EXTRACTED RECORDS ->
========================================
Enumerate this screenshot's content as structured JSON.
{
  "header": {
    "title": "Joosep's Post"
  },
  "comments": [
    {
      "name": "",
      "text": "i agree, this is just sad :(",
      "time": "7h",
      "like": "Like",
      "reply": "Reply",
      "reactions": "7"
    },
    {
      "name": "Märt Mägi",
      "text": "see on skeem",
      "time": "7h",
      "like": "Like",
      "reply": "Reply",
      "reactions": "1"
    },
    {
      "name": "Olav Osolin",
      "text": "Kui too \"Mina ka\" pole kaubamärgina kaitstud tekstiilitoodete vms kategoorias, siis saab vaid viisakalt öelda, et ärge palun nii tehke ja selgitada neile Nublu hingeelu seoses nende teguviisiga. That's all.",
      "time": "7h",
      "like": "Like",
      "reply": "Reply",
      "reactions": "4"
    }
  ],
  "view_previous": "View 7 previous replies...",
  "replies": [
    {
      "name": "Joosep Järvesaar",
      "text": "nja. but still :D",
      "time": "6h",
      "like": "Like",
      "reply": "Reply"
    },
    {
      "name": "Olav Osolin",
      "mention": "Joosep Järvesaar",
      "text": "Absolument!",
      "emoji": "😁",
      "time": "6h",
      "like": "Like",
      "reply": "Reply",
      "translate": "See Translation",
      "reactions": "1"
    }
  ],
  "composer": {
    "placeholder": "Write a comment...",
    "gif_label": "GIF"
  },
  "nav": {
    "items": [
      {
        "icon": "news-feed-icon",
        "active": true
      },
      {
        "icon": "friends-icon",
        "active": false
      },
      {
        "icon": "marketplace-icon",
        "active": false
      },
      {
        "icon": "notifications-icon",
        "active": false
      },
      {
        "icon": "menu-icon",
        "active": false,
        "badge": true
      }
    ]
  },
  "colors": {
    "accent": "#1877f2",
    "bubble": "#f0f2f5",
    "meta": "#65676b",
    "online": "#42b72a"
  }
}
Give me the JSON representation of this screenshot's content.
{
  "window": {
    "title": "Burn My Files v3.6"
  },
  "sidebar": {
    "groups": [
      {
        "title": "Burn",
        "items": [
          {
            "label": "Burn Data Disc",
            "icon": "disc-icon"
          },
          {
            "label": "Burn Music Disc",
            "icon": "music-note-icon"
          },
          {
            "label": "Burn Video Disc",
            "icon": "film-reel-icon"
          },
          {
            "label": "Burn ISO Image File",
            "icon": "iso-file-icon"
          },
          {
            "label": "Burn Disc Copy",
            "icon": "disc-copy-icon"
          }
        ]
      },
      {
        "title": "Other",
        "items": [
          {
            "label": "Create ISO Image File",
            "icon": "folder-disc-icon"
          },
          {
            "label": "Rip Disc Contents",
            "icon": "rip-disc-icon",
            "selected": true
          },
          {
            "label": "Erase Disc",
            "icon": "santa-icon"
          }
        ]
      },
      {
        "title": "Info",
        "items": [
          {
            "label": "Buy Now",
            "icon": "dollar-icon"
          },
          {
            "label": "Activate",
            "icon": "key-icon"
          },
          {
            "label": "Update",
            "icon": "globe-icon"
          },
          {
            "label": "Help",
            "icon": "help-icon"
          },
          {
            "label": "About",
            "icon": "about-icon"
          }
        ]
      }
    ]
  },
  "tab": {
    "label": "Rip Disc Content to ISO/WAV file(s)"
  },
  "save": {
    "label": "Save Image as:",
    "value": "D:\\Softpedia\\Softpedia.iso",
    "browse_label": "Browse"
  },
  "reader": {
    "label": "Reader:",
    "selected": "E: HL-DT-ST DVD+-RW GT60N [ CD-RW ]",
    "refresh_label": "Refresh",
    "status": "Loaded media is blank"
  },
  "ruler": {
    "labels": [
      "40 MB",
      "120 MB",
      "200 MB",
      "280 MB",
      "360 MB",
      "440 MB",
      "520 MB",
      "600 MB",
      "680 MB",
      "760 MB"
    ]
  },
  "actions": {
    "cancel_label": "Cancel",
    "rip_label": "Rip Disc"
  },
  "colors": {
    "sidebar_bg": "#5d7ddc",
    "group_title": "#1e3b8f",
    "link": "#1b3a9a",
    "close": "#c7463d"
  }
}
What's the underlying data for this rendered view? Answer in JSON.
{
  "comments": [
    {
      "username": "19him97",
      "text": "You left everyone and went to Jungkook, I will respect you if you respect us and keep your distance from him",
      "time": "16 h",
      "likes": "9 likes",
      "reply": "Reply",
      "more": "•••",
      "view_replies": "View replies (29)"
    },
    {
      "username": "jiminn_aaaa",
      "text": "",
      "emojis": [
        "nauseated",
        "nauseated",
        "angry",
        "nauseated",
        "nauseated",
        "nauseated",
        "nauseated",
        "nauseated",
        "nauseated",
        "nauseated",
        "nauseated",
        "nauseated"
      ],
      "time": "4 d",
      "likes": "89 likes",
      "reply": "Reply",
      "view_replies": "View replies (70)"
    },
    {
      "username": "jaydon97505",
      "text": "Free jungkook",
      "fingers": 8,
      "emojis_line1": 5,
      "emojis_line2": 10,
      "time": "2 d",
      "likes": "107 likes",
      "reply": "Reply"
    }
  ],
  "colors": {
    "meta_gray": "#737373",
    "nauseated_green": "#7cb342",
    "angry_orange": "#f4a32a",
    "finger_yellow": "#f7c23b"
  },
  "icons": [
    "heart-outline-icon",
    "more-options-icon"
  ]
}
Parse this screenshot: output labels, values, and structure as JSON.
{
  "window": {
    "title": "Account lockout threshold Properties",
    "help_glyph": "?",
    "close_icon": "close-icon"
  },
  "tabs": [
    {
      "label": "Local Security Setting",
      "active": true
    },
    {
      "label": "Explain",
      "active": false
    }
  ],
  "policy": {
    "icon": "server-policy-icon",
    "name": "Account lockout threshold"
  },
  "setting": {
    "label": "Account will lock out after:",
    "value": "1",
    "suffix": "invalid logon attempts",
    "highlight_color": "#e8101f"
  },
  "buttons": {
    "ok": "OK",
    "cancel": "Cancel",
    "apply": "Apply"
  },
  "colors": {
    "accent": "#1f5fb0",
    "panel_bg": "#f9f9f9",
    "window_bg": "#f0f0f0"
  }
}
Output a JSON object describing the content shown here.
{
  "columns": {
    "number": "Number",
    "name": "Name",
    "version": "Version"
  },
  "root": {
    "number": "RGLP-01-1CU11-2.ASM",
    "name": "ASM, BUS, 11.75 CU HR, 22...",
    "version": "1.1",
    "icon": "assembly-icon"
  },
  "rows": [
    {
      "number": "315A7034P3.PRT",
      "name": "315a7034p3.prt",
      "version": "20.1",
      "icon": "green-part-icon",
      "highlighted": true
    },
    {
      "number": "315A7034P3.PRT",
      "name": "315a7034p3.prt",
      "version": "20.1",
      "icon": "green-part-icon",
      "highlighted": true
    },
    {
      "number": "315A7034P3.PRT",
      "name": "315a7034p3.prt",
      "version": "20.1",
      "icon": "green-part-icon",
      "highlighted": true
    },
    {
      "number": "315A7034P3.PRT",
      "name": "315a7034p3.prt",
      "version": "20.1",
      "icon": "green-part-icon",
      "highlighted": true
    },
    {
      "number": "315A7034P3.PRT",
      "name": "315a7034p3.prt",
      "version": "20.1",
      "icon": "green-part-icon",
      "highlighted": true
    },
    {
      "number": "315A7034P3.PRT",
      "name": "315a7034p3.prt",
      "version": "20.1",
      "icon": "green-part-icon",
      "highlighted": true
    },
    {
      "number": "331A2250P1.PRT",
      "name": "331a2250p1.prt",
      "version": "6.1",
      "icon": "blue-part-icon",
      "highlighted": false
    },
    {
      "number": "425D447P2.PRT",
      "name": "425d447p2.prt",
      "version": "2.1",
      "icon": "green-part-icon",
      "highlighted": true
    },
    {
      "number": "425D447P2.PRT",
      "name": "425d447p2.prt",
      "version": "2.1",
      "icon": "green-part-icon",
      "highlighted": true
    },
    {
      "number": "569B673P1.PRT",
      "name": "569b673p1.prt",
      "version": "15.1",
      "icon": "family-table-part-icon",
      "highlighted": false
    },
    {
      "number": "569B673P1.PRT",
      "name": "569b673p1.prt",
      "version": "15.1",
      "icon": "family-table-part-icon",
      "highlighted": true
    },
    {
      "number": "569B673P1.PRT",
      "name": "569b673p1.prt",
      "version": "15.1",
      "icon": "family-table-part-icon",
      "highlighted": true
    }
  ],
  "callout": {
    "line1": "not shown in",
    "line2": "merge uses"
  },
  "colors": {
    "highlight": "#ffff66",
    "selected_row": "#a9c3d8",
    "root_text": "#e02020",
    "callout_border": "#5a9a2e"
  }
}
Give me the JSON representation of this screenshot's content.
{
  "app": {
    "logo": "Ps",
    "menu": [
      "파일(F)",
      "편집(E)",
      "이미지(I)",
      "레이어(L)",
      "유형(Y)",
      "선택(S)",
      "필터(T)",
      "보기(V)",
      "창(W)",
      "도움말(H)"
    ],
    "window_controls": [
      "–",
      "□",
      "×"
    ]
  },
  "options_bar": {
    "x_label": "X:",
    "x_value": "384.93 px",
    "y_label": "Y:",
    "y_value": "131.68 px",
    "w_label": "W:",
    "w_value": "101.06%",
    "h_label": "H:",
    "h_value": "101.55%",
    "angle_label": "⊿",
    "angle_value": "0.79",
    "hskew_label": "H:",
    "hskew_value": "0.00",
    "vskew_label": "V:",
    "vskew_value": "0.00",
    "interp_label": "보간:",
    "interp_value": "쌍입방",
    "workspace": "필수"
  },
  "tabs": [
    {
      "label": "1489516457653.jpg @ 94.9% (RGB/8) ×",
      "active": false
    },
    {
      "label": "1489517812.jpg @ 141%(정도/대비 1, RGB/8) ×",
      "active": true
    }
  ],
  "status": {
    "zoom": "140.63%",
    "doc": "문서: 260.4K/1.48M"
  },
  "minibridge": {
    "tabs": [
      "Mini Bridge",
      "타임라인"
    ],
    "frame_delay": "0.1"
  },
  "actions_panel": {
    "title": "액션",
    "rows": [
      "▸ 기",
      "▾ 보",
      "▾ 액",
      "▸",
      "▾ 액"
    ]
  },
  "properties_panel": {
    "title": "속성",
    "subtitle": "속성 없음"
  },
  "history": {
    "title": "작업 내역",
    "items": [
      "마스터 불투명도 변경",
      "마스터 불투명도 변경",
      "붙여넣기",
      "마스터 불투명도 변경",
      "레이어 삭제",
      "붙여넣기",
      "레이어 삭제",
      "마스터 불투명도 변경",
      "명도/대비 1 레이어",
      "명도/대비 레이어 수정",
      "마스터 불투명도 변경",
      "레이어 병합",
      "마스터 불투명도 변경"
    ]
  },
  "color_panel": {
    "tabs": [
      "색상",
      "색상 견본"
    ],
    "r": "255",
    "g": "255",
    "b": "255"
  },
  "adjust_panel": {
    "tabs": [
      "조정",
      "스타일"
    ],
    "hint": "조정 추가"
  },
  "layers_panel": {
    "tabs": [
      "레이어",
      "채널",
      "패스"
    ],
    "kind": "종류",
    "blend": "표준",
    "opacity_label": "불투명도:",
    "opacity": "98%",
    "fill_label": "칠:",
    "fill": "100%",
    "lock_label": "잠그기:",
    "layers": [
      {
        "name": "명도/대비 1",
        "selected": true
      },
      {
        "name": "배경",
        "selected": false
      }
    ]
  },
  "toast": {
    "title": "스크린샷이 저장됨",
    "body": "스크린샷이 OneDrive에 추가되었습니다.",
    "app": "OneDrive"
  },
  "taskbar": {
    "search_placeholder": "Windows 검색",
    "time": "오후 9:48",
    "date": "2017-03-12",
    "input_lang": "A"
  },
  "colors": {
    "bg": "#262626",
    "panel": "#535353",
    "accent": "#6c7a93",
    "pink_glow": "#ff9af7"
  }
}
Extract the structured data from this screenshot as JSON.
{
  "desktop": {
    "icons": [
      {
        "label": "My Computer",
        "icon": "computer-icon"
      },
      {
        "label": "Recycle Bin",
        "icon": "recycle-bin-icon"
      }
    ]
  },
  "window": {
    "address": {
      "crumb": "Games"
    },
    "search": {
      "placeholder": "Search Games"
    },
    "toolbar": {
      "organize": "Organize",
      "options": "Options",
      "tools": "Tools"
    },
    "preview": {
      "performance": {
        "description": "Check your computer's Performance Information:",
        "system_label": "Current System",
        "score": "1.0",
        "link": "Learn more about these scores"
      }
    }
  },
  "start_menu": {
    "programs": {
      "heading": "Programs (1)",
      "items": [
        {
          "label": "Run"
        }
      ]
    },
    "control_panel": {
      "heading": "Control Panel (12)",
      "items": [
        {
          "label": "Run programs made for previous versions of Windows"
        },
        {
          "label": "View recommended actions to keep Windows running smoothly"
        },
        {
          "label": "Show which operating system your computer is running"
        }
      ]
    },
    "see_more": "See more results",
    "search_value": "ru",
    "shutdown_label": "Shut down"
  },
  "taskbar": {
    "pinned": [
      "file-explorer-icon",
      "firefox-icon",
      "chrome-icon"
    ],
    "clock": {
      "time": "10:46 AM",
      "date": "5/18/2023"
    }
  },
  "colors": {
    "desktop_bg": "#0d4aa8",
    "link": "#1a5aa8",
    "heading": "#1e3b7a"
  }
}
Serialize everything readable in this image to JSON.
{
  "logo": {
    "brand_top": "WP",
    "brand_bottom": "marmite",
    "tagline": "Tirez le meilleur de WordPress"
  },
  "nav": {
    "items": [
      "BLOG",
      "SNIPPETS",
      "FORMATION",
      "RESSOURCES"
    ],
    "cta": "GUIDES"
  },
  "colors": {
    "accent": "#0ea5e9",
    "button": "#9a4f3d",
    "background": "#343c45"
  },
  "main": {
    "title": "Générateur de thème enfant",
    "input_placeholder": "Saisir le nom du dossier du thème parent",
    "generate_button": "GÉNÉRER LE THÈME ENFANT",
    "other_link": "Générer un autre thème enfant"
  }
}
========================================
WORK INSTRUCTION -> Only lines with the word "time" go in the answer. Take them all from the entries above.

SOLUTION TO THE EXERCISE ->
      "time": "7h",
      "time": "7h",
      "time": "7h",
      "time": "6h",
      "time": "6h",
      "time": "16 h",
      "time": "4 d",
      "time": "2 d",
    "time": "오후 9:48",
      "time": "10:46 AM",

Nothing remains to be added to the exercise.